When I came to Angel Island I had been in America for seven years, the first three as a student in the Midwest and the last four working in Denver. In Denver I had begun to write. I write largely about the landscapes of the American West and the ways these places shape our beliefs, and in the Angel Island poems I saw answers to the questions I had been asking about landscape, language, and borders. At that time I was also on a work visa I had obtained through a lottery process. The year I applied, there were three times more applications than available visas and in the absence of a political will to change the quota, the U.S. Citizenship and Immigration Services held a lottery to determine which petitions they would review. I won the lottery, but I also knew that my future was determined on such arbitrary grounds.

On Angel Island, I visited a room in the men’s barracks that had been converted into a museum. After decades of exposure and neglect, most of these poems had already faded into the wood, though the crevices occasionally yielded the shape of a Chinese character. Most of the words looked familiar to me but I could not pronounce them. As I walked along the yellowing walls I noticed two poems still legible in their entirety. I looked at the inscriptions with a mix of terror and familiarity: I had an inkling of what they said, even though I could barely read the words. I also recognized the way I dissociated around the Chinese language. And most strangely I felt the rhythms, intonations, and lyricism of the poems, reverberations that began deep in my body.

My friend Lin Lin who came with me grew up in Beijing and had then just received her American citizenship. She read a poem aloud to me in Mandarin, the dialect of the capital and the official language we learned in school. As she enunciated each word, I began to recognize the images and meanings, the wind and night and fog, in the poem. I felt the loneliness of the landscape and the anxiety of detention, but I could not process these emotions. I pressed a button on the signboard below the poem, and a disembodied voice recited it in Cantonese. Cantonese I know not at all, and in the dialect, the words sounded strange to my ears and the images became abstract again.

The signboard also had an English translation of the poem. The two languages have different sentence structures and modes of making meaning. In translation, much of the form, rhythm, and the intense compression are lost, but in this version I could finally read the poem, which begins:

In the quiet of the night, I heard, faintly, the whistling of wind.

The forms and shadows saddened me; upon seeing the landscape, I

composed a poem.

The floating clouds, the fog, darken the sky.

Angel Island, like its neighboring Alcatraz, was a prison by landscape. The San Francisco Bay fortified the walls and the fog intensified the isolation. In this prison, the detainees wrote these poems in the boredom, dread, and uncertainty of their confinement, not knowing if their families would remember the number of steps to the front door or the location of the rice bin in the house. In Island, a collection of poems, translations, and oral histories by Him Mark Lai, Genny Lim, and Judy Yung, all children of Angel Island detainees, the authors write that they found it hard to get the former detainees to talk about their experiences. Some had a lingering fear of retribution, but many did not want to relive the shame and humiliation of their imprisonment. They would rather have kept silent.

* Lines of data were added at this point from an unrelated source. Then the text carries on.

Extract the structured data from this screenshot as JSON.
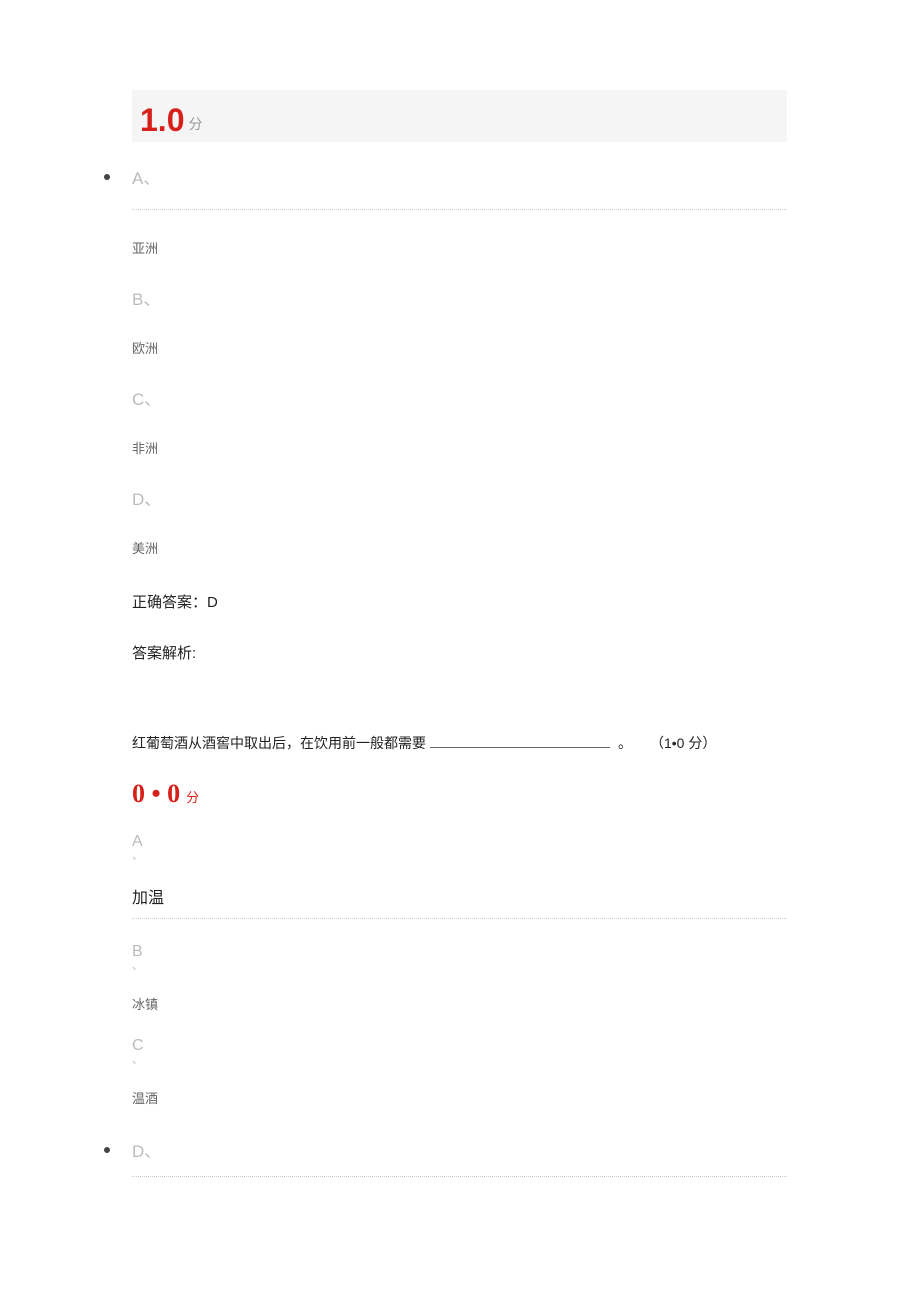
{
  "q1": {
    "score": "1.0",
    "score_unit": "分",
    "options": {
      "a_label": "A、",
      "a_text": "亚洲",
      "b_label": "B、",
      "b_text": "欧洲",
      "c_label": "C、",
      "c_text": "非洲",
      "d_label": "D、",
      "d_text": "美洲"
    },
    "correct_answer": "正确答案：D",
    "analysis_label": "答案解析:"
  },
  "q2": {
    "stem": "红葡萄酒从酒窖中取出后，在饮用前一般都需要",
    "period": "。",
    "points": "（1•0 分）",
    "score": "0 • 0",
    "score_unit": "分",
    "options": {
      "a_label": "A",
      "a_comma": "、",
      "a_text": "加温",
      "b_label": "B",
      "b_comma": "、",
      "b_text": "冰镇",
      "c_label": "C",
      "c_comma": "、",
      "c_text": "温酒",
      "d_label": "D、"
    }
  }
}
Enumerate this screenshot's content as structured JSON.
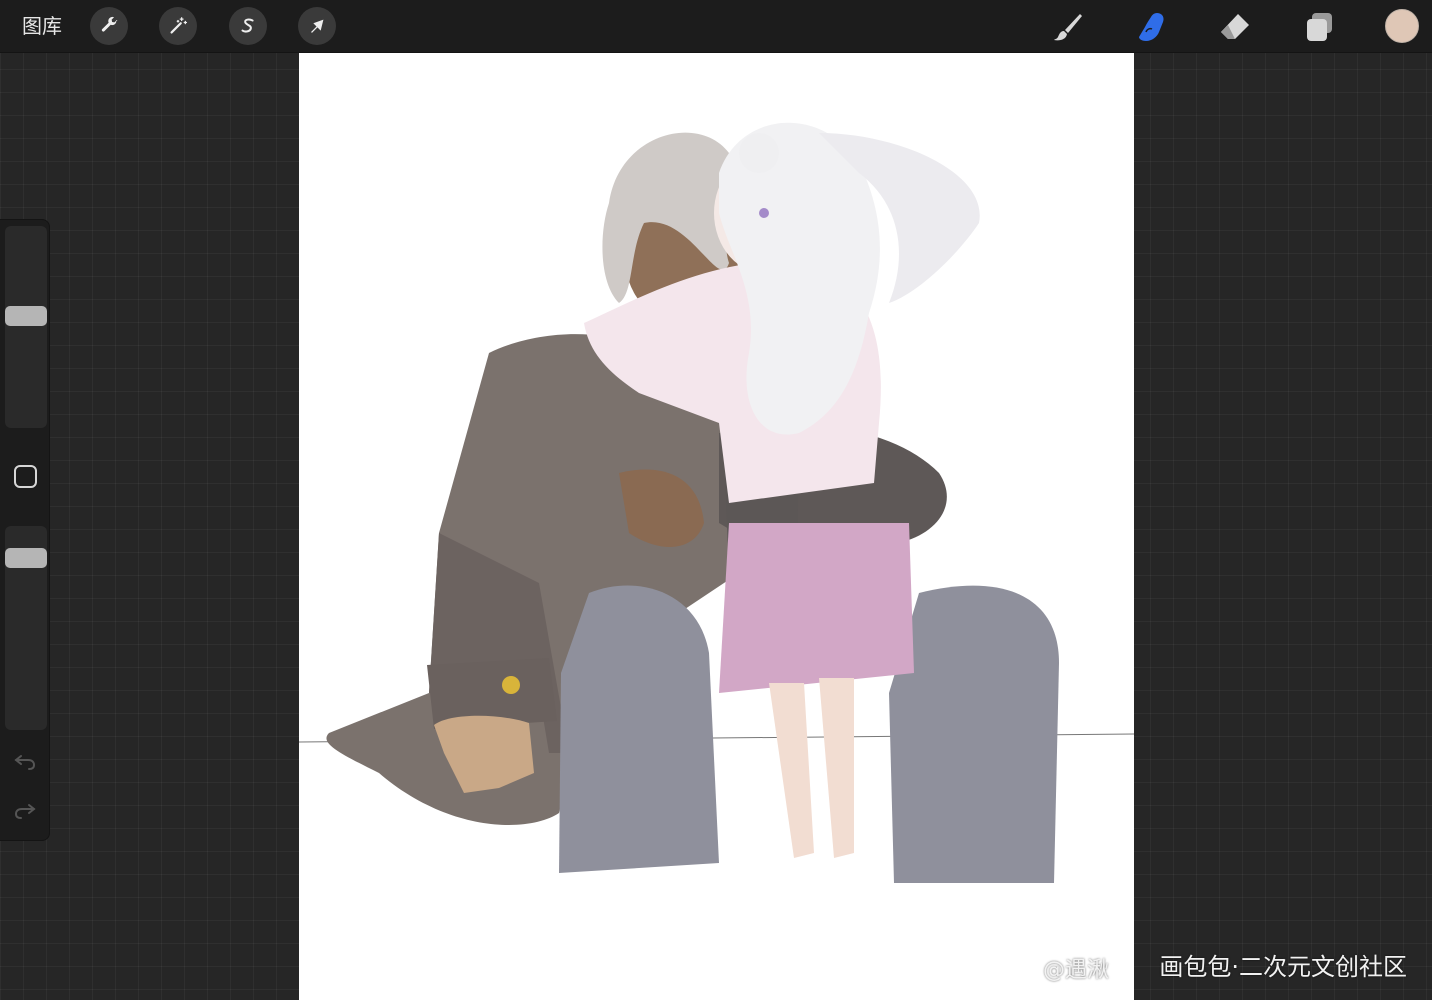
{
  "topbar": {
    "gallery_label": "图库",
    "left_tools": [
      {
        "name": "actions",
        "icon": "wrench-icon"
      },
      {
        "name": "adjustments",
        "icon": "magic-wand-icon"
      },
      {
        "name": "selection",
        "icon": "selection-s-icon"
      },
      {
        "name": "transform",
        "icon": "arrow-cursor-icon"
      }
    ],
    "right_tools": [
      {
        "name": "brush",
        "icon": "brush-icon",
        "active": false
      },
      {
        "name": "smudge",
        "icon": "smudge-finger-icon",
        "active": true
      },
      {
        "name": "eraser",
        "icon": "eraser-icon",
        "active": false
      },
      {
        "name": "layers",
        "icon": "layers-icon",
        "active": false
      }
    ],
    "current_color": "#dfc7b6",
    "active_color": "#2f6de8"
  },
  "sidebar": {
    "brush_size_level": 0.56,
    "opacity_level": 0.88
  },
  "watermark": {
    "user": "@遇湫",
    "site": "画包包·二次元文创社区"
  }
}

In this light, the anonymity of the barrack walls gave the detainees a space to voice a history that would otherwise not be told. As I looked at the poems on the walls, I wished I knew the language better. Despite this linguistic border, I saw in the verses an indomitable spirit in the face of adversity. In writing poetry the detainees spoke in the face of silence, drawing out a language rooted in bodies that cannot cross the San Francisco Bay.

Teow Lim Goh's writing has appeared or is forthcoming in The Rumpus, Open Letters Monthly, The Common, and The Philadelphia Review of Books, among other places. She lives in Boulder, Colorado. More from this author →